==== Records for this task
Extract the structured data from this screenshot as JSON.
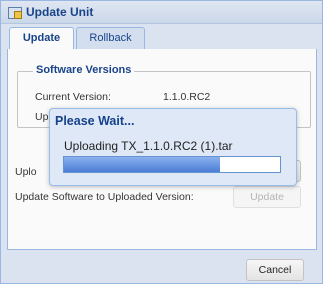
{
  "window": {
    "title": "Update Unit"
  },
  "tabs": [
    {
      "label": "Update"
    },
    {
      "label": "Rollback"
    }
  ],
  "software_versions": {
    "legend": "Software Versions",
    "current_label": "Current Version:",
    "current_value": "1.1.0.RC2",
    "second_row_label_fragment": "Up"
  },
  "upload": {
    "label_fragment": "Uplo"
  },
  "update_row": {
    "label": "Update Software to Uploaded Version:",
    "button": "Update"
  },
  "footer": {
    "cancel": "Cancel"
  },
  "dialog": {
    "title": "Please Wait...",
    "message": "Uploading TX_1.1.0.RC2 (1).tar",
    "progress": 0.72
  },
  "icons": {
    "window": "window-icon"
  }
}
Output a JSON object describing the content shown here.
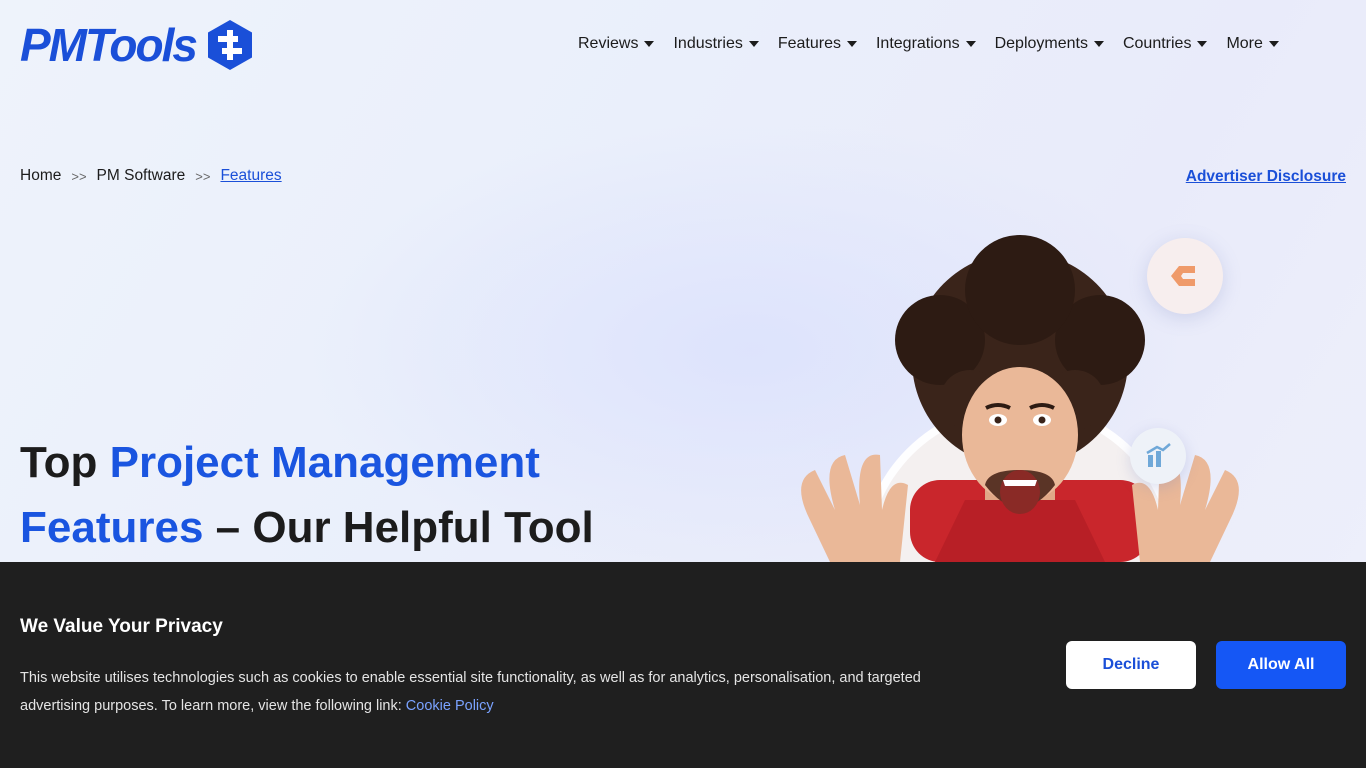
{
  "header": {
    "logo_text": "PMTools",
    "nav": [
      {
        "label": "Reviews"
      },
      {
        "label": "Industries"
      },
      {
        "label": "Features"
      },
      {
        "label": "Integrations"
      },
      {
        "label": "Deployments"
      },
      {
        "label": "Countries"
      },
      {
        "label": "More"
      }
    ]
  },
  "breadcrumb": {
    "items": [
      "Home",
      "PM Software",
      "Features"
    ],
    "separator": ">>"
  },
  "advertiser_disclosure": "Advertiser Disclosure",
  "hero": {
    "headline_part1": "Top ",
    "headline_part2": "Project Management Features",
    "headline_part3": " – Our Helpful Tool"
  },
  "cookie_banner": {
    "title": "We Value Your Privacy",
    "text": "This website utilises technologies such as cookies to enable essential site functionality, as well as for analytics, personalisation, and targeted advertising purposes. To learn more, view the following link: ",
    "link_label": "Cookie Policy",
    "decline_label": "Decline",
    "allow_label": "Allow All"
  },
  "colors": {
    "brand_blue": "#1a4fd8",
    "button_blue": "#1557f5",
    "banner_bg": "#1f1f1f"
  },
  "icons": [
    "logo-hexagon-icon",
    "caret-down-icon",
    "clickup-c-icon",
    "bar-chart-icon"
  ]
}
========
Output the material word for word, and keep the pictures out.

Extract the structured data from this screenshot as JSON.
{
  "window": {
    "title": "Update Unit"
  },
  "tabs": [
    {
      "label": "Update"
    },
    {
      "label": "Rollback"
    }
  ],
  "software_versions": {
    "legend": "Software Versions",
    "current_label": "Current Version:",
    "current_value": "1.1.0.RC2",
    "second_row_label_fragment": "Up"
  },
  "upload": {
    "label_fragment": "Uplo"
  },
  "update_row": {
    "label": "Update Software to Uploaded Version:",
    "button": "Update"
  },
  "footer": {
    "cancel": "Cancel"
  },
  "dialog": {
    "title": "Please Wait...",
    "message": "Uploading TX_1.1.0.RC2 (1).tar",
    "progress": 0.72
  },
  "icons": {
    "window": "window-icon"
  }
}
Output a JSON object describing the content shown here.
{
  "header": {
    "logo_text": "PMTools",
    "nav": [
      {
        "label": "Reviews"
      },
      {
        "label": "Industries"
      },
      {
        "label": "Features"
      },
      {
        "label": "Integrations"
      },
      {
        "label": "Deployments"
      },
      {
        "label": "Countries"
      },
      {
        "label": "More"
      }
    ]
  },
  "breadcrumb": {
    "items": [
      "Home",
      "PM Software",
      "Features"
    ],
    "separator": ">>"
  },
  "advertiser_disclosure": "Advertiser Disclosure",
  "hero": {
    "headline_part1": "Top ",
    "headline_part2": "Project Management Features",
    "headline_part3": " – Our Helpful Tool"
  },
  "cookie_banner": {
    "title": "We Value Your Privacy",
    "text": "This website utilises technologies such as cookies to enable essential site functionality, as well as for analytics, personalisation, and targeted advertising purposes. To learn more, view the following link: ",
    "link_label": "Cookie Policy",
    "decline_label": "Decline",
    "allow_label": "Allow All"
  },
  "colors": {
    "brand_blue": "#1a4fd8",
    "button_blue": "#1557f5",
    "banner_bg": "#1f1f1f"
  },
  "icons": [
    "logo-hexagon-icon",
    "caret-down-icon",
    "clickup-c-icon",
    "bar-chart-icon"
  ]
}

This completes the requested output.